## Goal of the exercise
Would you please copy every line from the records that contains the word "JSON"?

─── Data to process

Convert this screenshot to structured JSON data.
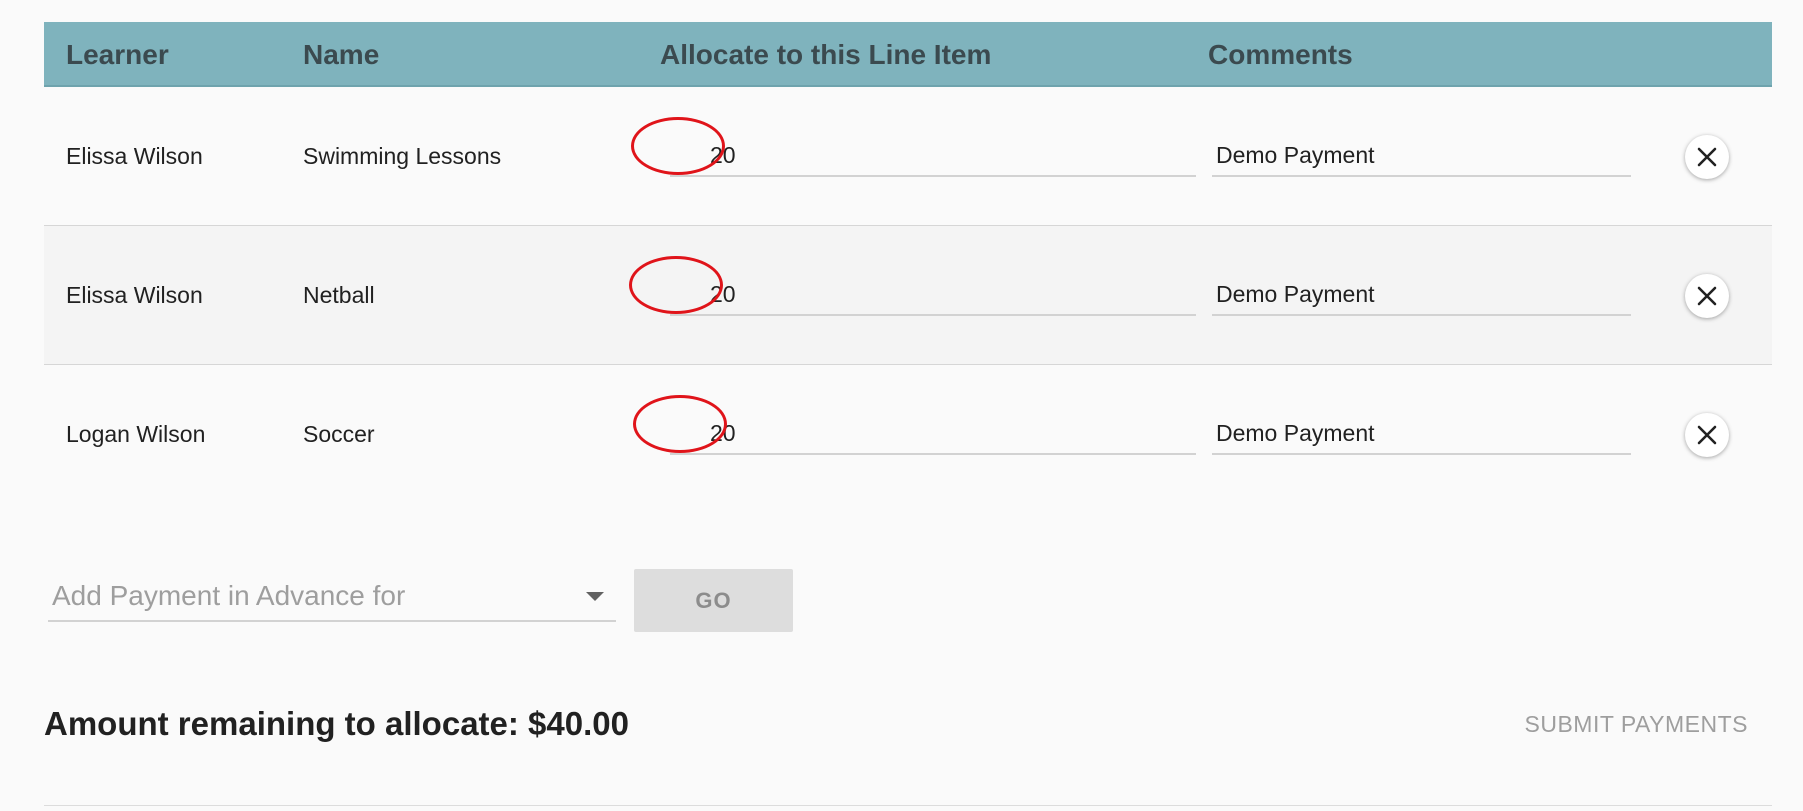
{
  "table": {
    "headers": {
      "learner": "Learner",
      "name": "Name",
      "allocate": "Allocate to this Line Item",
      "comments": "Comments"
    },
    "rows": [
      {
        "learner": "Elissa Wilson",
        "name": "Swimming Lessons",
        "amount": "20",
        "comment": "Demo Payment"
      },
      {
        "learner": "Elissa Wilson",
        "name": "Netball",
        "amount": "20",
        "comment": "Demo Payment"
      },
      {
        "learner": "Logan Wilson",
        "name": "Soccer",
        "amount": "20",
        "comment": "Demo Payment"
      }
    ]
  },
  "advance": {
    "placeholder": "Add Payment in Advance for",
    "go_label": "GO"
  },
  "footer": {
    "remaining_text": "Amount remaining to allocate: $40.00",
    "submit_label": "SUBMIT PAYMENTS"
  },
  "icons": {
    "remove": "close-icon",
    "dropdown": "caret-down-icon"
  },
  "colors": {
    "header_bg": "#7fb3bd",
    "header_text": "#3b4a4f",
    "annotation_circle": "#e0141a",
    "page_bg": "#fafafa"
  }
}
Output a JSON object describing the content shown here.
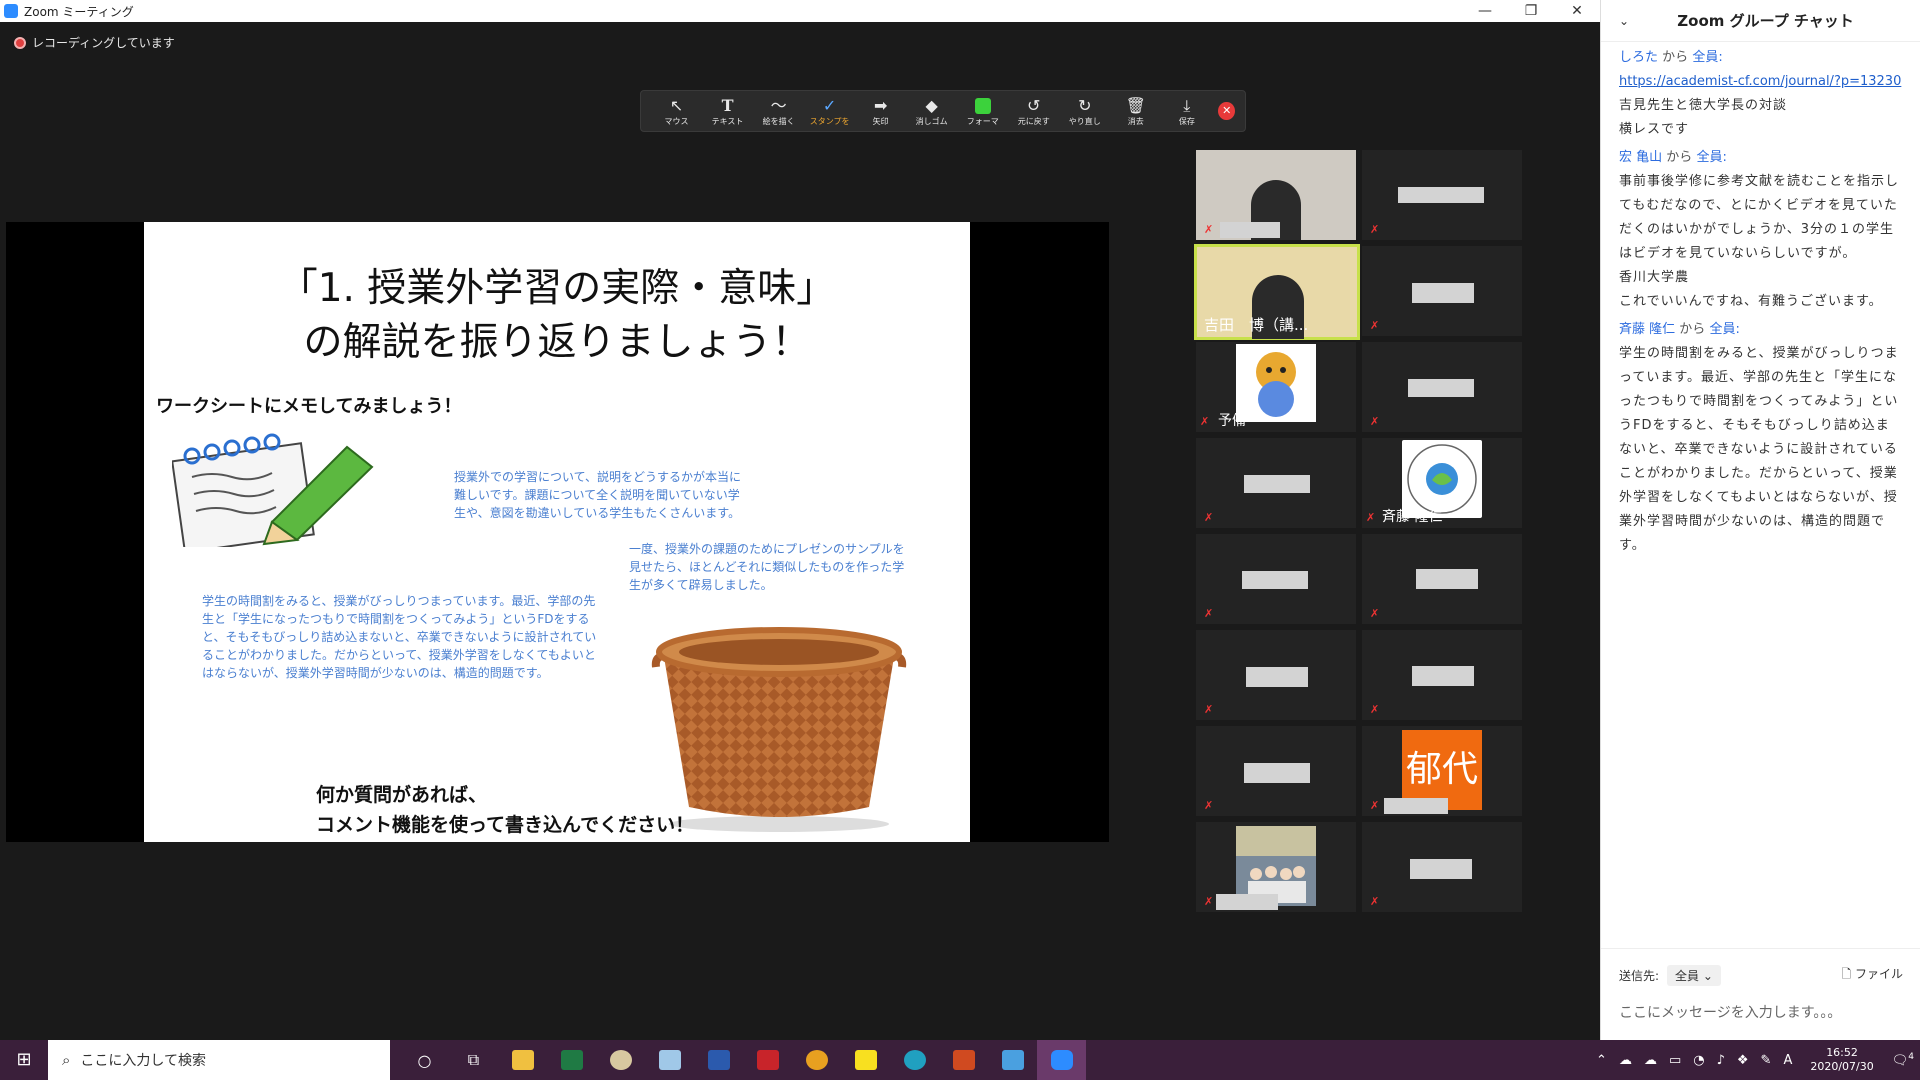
{
  "window": {
    "title": "Zoom ミーティング",
    "min": "—",
    "restore": "❐",
    "close": "✕"
  },
  "recording": {
    "label": "レコーディングしています"
  },
  "annotate": {
    "tools": [
      {
        "label": "マウス",
        "icon": "↖"
      },
      {
        "label": "テキスト",
        "icon": "T"
      },
      {
        "label": "絵を描く",
        "icon": "〜"
      },
      {
        "label": "スタンプを",
        "icon": "✓"
      },
      {
        "label": "矢印",
        "icon": "➡"
      },
      {
        "label": "消しゴム",
        "icon": "◆"
      },
      {
        "label": "フォーマ",
        "icon": ""
      },
      {
        "label": "元に戻す",
        "icon": "↺"
      },
      {
        "label": "やり直し",
        "icon": "↻"
      },
      {
        "label": "消去",
        "icon": "🗑"
      },
      {
        "label": "保存",
        "icon": "⤓"
      }
    ],
    "close": "✕"
  },
  "slide": {
    "title_line1": "「1. 授業外学習の実際・意味」",
    "title_line2": "の解説を振り返りましょう！",
    "worksheet": "ワークシートにメモしてみましょう！",
    "note1": "授業外での学習について、説明をどうするかが本当に難しいです。課題について全く説明を聞いていない学生や、意図を勘違いしている学生もたくさんいます。",
    "note2": "一度、授業外の課題のためにプレゼンのサンプルを見せたら、ほとんどそれに類似したものを作った学生が多くて辟易しました。",
    "note3": "学生の時間割をみると、授業がびっしりつまっています。最近、学部の先生と「学生になったつもりで時間割をつくってみよう」というFDをすると、そもそもびっしり詰め込まないと、卒業できないように設計されていることがわかりました。だからといって、授業外学習をしなくてもよいとはならないが、授業外学習時間が少ないのは、構造的問題です。",
    "question1": "何か質問があれば、",
    "question2": "コメント機能を使って書き込んでください！"
  },
  "gallery": {
    "names": {
      "yoshida": "吉田　博（講...",
      "yobi": "予備",
      "saito": "斉藤 隆仁",
      "ikuyo": "郁代"
    }
  },
  "chat": {
    "title": "Zoom グループ チャット",
    "messages": [
      {
        "sender": "しろた",
        "from": "から",
        "to": "全員:",
        "link": "https://academist-cf.com/journal/?p=13230",
        "lines": [
          "吉見先生と徳大学長の対談",
          "横レスです"
        ]
      },
      {
        "sender": "宏 亀山",
        "from": "から",
        "to": "全員:",
        "lines": [
          "事前事後学修に参考文献を読むことを指示してもむだなので、とにかくビデオを見ていただくのはいかがでしょうか、3分の１の学生はビデオを見ていないらしいですが。",
          "香川大学農",
          "これでいいんですね、有難うございます。"
        ]
      },
      {
        "sender": "斉藤 隆仁",
        "from": "から",
        "to": "全員:",
        "lines": [
          "学生の時間割をみると、授業がびっしりつまっています。最近、学部の先生と「学生になったつもりで時間割をつくってみよう」というFDをすると、そもそもびっしり詰め込まないと、卒業できないように設計されていることがわかりました。だからといって、授業外学習をしなくてもよいとはならないが、授業外学習時間が少ないのは、構造的問題です。"
        ]
      }
    ],
    "to_label": "送信先:",
    "to_value": "全員 ⌄",
    "file": "ファイル",
    "placeholder": "ここにメッセージを入力します。。。"
  },
  "taskbar": {
    "search": "ここに入力して検索",
    "time": "16:52",
    "date": "2020/07/30",
    "notif": "4",
    "ime": "A"
  }
}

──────

## Result for this exercise
Convert this screenshot to structured JSON data.
Output a JSON object describing the content shown here.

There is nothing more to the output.